Complexity and complex systems
Science generally uses a system called reductionism to investigate our world. This means breaking down anything being examined into the parts that make it up. Reductionism proposes that if we understand the parts, we will understand how the whole system works. But often using this approach we miss the bigger picture. Sometimes the way the parts interact is critical to how the whole system works. This is what complexity studies.
Most of the open questions in psychology, computer science, biology, medicine and physics have something to do with emergence, complexity and complex systems:
- Is evolution truly random?
- How can we understand complex diseases like Cancer and Alzheimer?
- How does the mind work? Why do we sleep?
- Is there a simple fundamental physical theory at the Planck scale?
- How can we create true artificial intelligence?
Complexity is relevant to an enormous range of areas of study including traffic flows, earthquakes, the stock market, Jupiter’s red spot, group dynamics, airline networks, the spread of viruses, the internet, urban planning and much more. Prof. Stephen Hawking has stated, “The next century will be the century of complexity”. Several concepts used in Complexity have come into mainstream use, such as tipping points, the butterfly effect and six degrees of separation.
A complex system is one in which numerous independent elements continuously interact and spontaneously organize and reorganize themselves into more and more elaborate structures over time. Complexity is characterized by:
(1) A large number of similar but independent elements or agents;
(2) Persistent movement and responses by these elements to other agents;
(3) Addictiveness so that the system adjusts to new situations to ensure survival;
(4) Spontaneously and non-predictable self-organization
(5) Local rules that apply to each agent; and
(6) Progression in complexity so that over time the system become larger and more sophisticated.

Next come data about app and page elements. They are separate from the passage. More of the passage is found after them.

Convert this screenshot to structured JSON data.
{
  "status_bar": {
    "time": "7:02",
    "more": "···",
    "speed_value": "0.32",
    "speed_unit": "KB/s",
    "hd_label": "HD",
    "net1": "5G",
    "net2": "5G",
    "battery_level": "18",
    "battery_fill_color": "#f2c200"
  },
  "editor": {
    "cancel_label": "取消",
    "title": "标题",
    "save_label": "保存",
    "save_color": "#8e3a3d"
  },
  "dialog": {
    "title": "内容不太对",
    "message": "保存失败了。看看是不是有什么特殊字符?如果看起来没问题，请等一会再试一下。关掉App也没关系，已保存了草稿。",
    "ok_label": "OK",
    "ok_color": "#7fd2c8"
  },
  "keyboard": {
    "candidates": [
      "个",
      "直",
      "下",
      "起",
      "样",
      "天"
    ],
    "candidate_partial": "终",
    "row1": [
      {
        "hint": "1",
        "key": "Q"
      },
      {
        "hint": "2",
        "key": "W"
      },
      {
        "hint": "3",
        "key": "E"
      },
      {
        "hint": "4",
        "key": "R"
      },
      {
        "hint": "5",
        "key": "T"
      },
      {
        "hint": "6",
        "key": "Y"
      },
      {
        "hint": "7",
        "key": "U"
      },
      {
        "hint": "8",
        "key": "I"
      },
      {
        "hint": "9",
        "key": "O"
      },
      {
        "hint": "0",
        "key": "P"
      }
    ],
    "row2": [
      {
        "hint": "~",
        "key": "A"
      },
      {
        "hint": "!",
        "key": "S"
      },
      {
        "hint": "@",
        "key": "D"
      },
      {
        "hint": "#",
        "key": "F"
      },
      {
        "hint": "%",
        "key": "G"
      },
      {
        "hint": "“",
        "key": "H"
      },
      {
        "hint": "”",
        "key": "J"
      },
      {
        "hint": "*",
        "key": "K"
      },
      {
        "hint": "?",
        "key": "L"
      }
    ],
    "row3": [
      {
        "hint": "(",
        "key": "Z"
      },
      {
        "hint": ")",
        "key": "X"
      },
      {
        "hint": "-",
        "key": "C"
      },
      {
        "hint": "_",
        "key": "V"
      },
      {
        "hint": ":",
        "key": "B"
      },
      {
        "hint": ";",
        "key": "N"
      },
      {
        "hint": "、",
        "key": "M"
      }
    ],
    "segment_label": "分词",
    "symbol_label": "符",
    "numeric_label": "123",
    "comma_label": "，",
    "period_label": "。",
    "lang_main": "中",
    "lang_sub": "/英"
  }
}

Life is caught in the tension between order and chaos. If there is too much order, everything becomes the same and there is no room for creativity or anything new. Everything must fit the one pattern. If there is too much chaos nothing can last long enough to create anything useful; everything is just a jumble that destroys everything before it can get started. Between order and chaos is found the Edge of Chaos, the point where there is enough chaos for novelty and creativity, but also enough order for consistency and patterns to endure. This point is a magic point, where new and unimagined properties can emerge.
The important common questions about complex adaptive systems (CAS) are the questions about the emergence of complexity, the role of self-organization, cooperation and specialization.

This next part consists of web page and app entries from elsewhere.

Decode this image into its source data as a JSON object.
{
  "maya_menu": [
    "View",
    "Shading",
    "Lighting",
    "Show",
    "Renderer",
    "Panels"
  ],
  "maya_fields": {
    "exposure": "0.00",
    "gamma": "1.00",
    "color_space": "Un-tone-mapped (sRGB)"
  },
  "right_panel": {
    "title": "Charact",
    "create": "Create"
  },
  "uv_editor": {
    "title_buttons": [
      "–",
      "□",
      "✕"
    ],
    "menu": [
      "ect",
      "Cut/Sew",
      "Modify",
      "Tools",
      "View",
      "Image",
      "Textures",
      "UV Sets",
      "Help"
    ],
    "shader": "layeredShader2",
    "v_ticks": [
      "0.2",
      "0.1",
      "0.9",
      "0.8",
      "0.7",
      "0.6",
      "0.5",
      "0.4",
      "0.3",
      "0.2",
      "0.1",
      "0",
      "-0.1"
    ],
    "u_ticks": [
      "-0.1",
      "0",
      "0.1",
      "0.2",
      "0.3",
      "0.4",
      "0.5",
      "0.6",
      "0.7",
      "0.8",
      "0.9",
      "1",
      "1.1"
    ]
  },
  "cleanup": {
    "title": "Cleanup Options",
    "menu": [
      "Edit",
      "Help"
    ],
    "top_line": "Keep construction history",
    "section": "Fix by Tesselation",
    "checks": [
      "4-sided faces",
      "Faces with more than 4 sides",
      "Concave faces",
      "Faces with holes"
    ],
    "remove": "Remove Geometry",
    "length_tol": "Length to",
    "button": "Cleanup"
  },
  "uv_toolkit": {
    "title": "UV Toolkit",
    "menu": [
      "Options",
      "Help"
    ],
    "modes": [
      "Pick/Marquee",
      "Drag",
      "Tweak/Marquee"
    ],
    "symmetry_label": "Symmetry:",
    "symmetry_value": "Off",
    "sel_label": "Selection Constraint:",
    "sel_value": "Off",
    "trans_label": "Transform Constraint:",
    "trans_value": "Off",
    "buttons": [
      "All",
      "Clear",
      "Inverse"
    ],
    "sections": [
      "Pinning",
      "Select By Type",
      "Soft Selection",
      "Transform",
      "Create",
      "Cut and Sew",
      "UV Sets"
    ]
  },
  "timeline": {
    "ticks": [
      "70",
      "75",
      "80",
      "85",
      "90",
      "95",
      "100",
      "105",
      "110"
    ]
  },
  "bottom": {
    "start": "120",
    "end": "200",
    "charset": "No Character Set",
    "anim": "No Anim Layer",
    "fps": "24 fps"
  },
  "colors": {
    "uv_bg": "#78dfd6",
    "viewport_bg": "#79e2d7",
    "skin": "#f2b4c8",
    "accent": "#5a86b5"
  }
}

Emergence out of nothing is an illusion. Global structures and phenomena can suddenly emerge from simple local interactions, because other structures or species are subject to extinction, dissipation or destruction.

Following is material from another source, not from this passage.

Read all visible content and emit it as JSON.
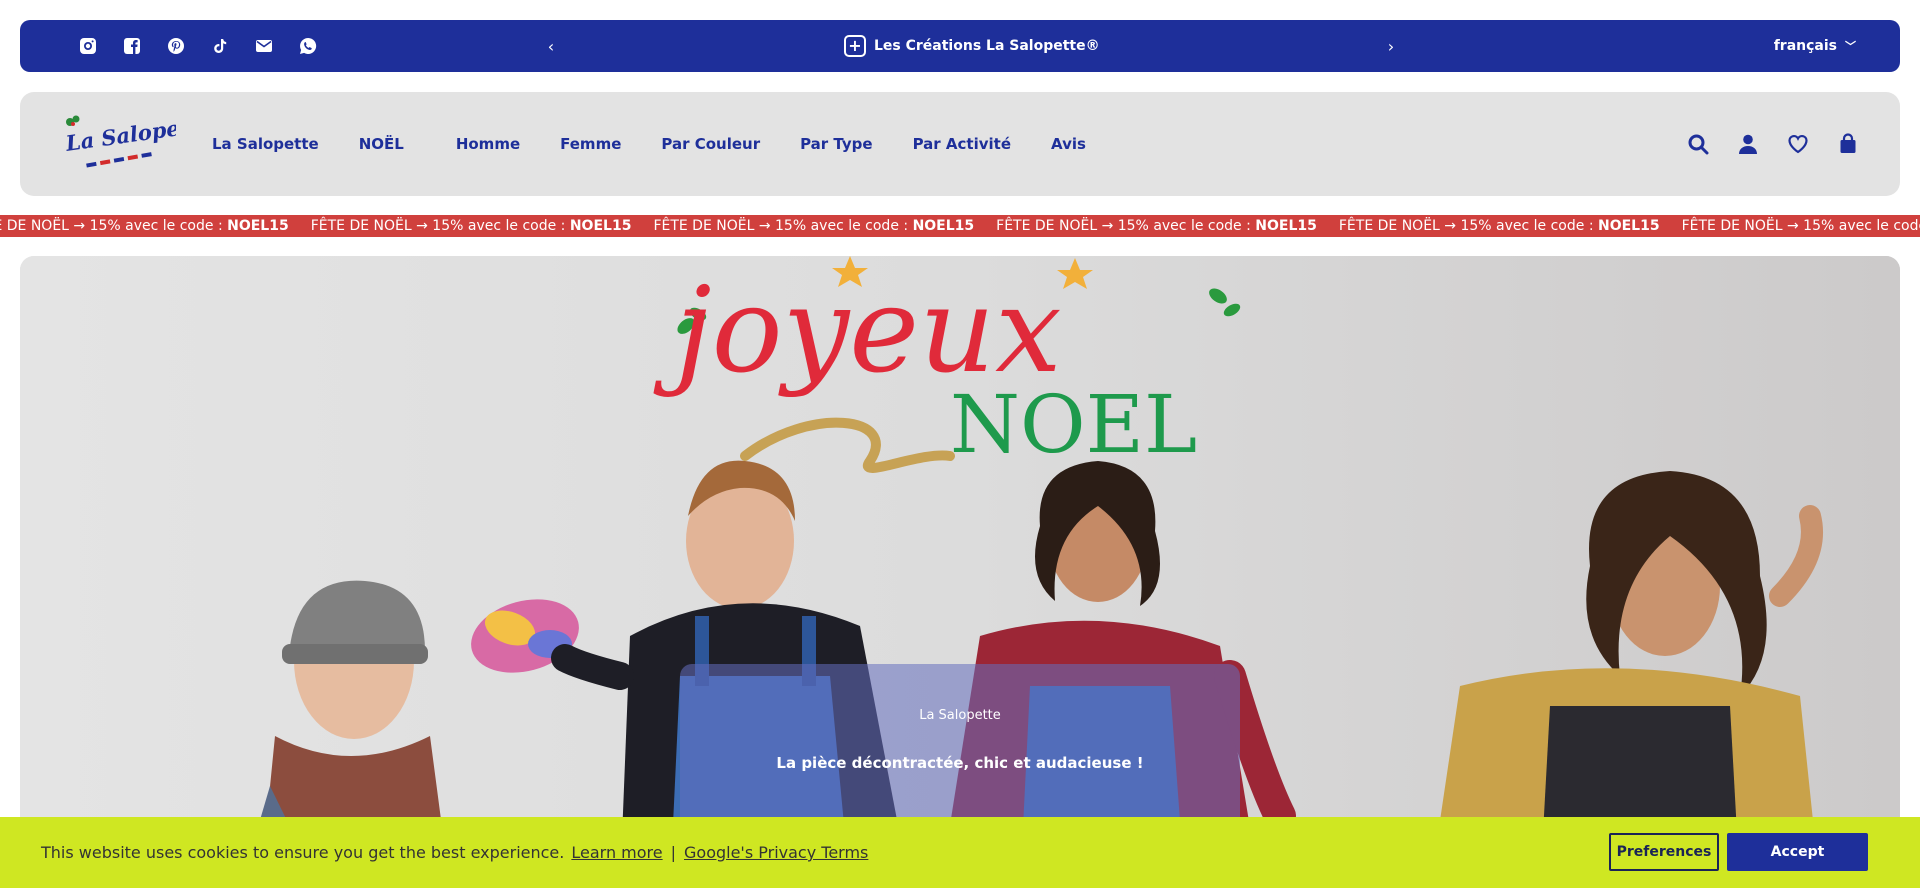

Systems without organizator organize themselves to higher and higher levels of complexity, because they are open and not isolated, which allows them to extract information, energy and complexity from their environment.
Selfish agents cooperate with each other to form larger groups, teams and clusters of agents, because they use and exploit others to help themselves. Agents usually still act on their own behalf if they are supporting others.
Agents are able to produce an aggregate or composite entity that is more flexible and adaptive than its components, because specialization and division of labor increases flexibility and adaptability.